A friend asked me how Chesterton and H.G. Wells could respect each other so much when their disagreements were so stark.
Here’s the quote about Chesterton and Wells:
“Despite their creative goading, Chesterton, in his Autobiography, completed just weeks before his death, wrote movingly of their relationship: ‘I have argued with him [Wells] on almost every subject in the world, and we have always been on opposite sides, without affectation or animosity. . . . It is necessary to disagree with him as much as I do, in order to admire him as I do; and I am proud of him as a foe even more than as a friend.'”
And here is my response:
I was doing some work on the forthcoming “Stepping into Controversy” seminar this morning when your note came.
Reviewing my research to various books I’ve read it seems that it is hard to downplay the role of technology, esp. social media.
One of the books I read is written by two Catholic scholars: A Mind at Peace: Reclaiming an Ordered Soul in the Age of Distraction. The best part of the book in my estimation is where they show how technology robs us of our “face.”
Tribes today can be nasty because you can so easily hide your face. In contrast to this, we need to cultivate being WITH people. I like to say that “proximity produces perspective.” If you are not close to anyone who has a different view than you, it is easy to be nasty and detached from the need to be gracious in disagreements. Chesterton and Wells had a more difficult time hiding from one another!
Where: Hill House, a ministry to the UT community, but open to the public.
2104 Nueces St. Austin, TX 78705
Parking may be had across the street from the front door of Hill House in the Callaway House parking garage, on the street, and in other parking garages nearby.
When: 6 p.m. for Dinner and 7-8 for Teaching and Discussion
Seven Wednesday Nights from June 5-July 17
Feel free to come to one or all sessions. Each one covers different material all on the broad topic below.
Engaging Controversy, Exhibiting Courage, and Exemplifying Christ-Like Character: Is it Possible in Today’s Climate?

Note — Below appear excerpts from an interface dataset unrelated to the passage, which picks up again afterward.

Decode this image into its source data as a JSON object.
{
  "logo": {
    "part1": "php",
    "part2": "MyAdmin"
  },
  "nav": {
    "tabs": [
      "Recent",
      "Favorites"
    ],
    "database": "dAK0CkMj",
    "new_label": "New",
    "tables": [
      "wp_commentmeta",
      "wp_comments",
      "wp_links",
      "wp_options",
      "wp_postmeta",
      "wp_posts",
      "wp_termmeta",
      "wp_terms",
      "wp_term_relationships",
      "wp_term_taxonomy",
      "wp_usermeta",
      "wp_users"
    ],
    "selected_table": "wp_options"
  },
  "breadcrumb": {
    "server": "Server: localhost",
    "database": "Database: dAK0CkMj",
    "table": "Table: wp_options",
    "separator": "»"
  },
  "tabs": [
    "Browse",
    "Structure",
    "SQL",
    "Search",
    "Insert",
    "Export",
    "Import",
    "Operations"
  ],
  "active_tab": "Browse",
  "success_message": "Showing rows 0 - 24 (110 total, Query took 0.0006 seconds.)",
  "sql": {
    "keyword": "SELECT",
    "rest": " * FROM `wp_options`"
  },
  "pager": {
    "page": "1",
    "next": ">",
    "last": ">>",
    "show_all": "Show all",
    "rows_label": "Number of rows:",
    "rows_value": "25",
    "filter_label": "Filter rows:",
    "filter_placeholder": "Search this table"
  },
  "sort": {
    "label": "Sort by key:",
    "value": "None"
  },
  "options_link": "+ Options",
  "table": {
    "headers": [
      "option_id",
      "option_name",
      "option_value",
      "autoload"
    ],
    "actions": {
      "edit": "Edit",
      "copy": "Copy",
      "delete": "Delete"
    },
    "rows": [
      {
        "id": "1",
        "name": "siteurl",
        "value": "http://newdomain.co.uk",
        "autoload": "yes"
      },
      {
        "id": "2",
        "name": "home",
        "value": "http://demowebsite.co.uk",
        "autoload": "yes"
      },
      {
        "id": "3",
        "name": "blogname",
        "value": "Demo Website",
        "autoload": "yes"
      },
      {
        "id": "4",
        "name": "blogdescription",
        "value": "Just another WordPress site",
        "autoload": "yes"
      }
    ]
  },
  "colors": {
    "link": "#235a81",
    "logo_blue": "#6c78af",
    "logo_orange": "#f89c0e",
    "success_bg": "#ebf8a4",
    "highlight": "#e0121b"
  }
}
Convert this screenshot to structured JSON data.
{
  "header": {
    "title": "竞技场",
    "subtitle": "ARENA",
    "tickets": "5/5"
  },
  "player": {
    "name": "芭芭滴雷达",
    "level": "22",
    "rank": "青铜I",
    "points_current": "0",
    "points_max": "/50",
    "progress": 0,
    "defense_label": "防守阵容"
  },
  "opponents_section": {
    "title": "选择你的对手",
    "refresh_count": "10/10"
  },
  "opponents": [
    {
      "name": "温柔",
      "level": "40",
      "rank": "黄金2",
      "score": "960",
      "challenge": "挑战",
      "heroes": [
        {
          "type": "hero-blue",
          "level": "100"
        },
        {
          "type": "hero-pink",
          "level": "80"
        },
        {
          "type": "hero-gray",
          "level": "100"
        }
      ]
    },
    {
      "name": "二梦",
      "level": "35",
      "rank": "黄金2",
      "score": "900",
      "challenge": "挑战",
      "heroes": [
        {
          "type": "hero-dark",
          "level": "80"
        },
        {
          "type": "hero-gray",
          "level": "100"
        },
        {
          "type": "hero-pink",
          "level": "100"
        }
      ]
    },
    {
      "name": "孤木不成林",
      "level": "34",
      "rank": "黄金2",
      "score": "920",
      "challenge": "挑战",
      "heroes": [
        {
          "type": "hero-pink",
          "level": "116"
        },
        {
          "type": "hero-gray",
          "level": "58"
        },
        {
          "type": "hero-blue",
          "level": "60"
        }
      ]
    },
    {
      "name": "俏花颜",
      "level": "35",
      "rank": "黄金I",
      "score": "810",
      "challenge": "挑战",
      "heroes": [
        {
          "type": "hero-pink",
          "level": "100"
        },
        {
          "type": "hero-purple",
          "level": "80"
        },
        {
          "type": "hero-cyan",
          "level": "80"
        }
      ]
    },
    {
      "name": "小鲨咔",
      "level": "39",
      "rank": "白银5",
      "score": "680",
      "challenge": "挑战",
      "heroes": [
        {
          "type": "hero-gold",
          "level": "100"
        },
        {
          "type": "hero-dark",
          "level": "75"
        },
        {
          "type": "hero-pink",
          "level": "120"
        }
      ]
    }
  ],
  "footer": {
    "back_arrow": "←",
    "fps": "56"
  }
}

We live in turbulent and divisive times. Many Christians tell me that they can’t talk about political differences…with their best friends! How much hope is there then to discuss controversial matters with those we don’t know? Most are pessimistic about the prospect.
I believe we can do much better. The tools to do so are available.
For many years, I’ve been thinking and writing about how people ought to engage on issues that they vehemently disagree on. I’ve decided it is high time to speak on it.
Want a riveting read? Well, this book certainly qualifies.
As a young Christian, I read a collection of King’s sermons titled Strength to Love. In college, I took a rhetoric class where our professor regularly reminded us that King was the “greatest speaker he ever heard.”
Rosenbloom’s book chronicles the final 31 hours of King’s life. And what a life it is. The author does not paper over King’s adultery, but clearly thinks King was a great man.
King challenges us to live focused life with courage and compassion.
The publisher is to be thanked for making a beautiful book at a reasonable cost…a rarity in our day!
There are many reasons I am not a Roman Catholic, but one certainly is the pervasive, historic, and systemic secrecy. Many examples could be offered. For example, the secrecy of the curia coupled with the condescending clericalism I’ve seen firsthand from priests in spite of what Vatican II says about learning from the laity are just a few.
It stretches credulity to think the Roman Catholic church can properly handle the ongoing (that word is key) sex abuse given the Roman Catholic’s long and problematic history.
And for the record, I taught in Poland and know many dynamic Christians who are in the Roman Catholic church. I just think the overall system is badly broken and lacks the proper theology in doctrine, leadership, and praxis to make things right.
There are similar, but not identical reasons that I’m not Baptist. Though I am sympathetic to Baptist theology, and though the Southern Baptist Convention is not as secretive as the curia, there is much that still gives me concern.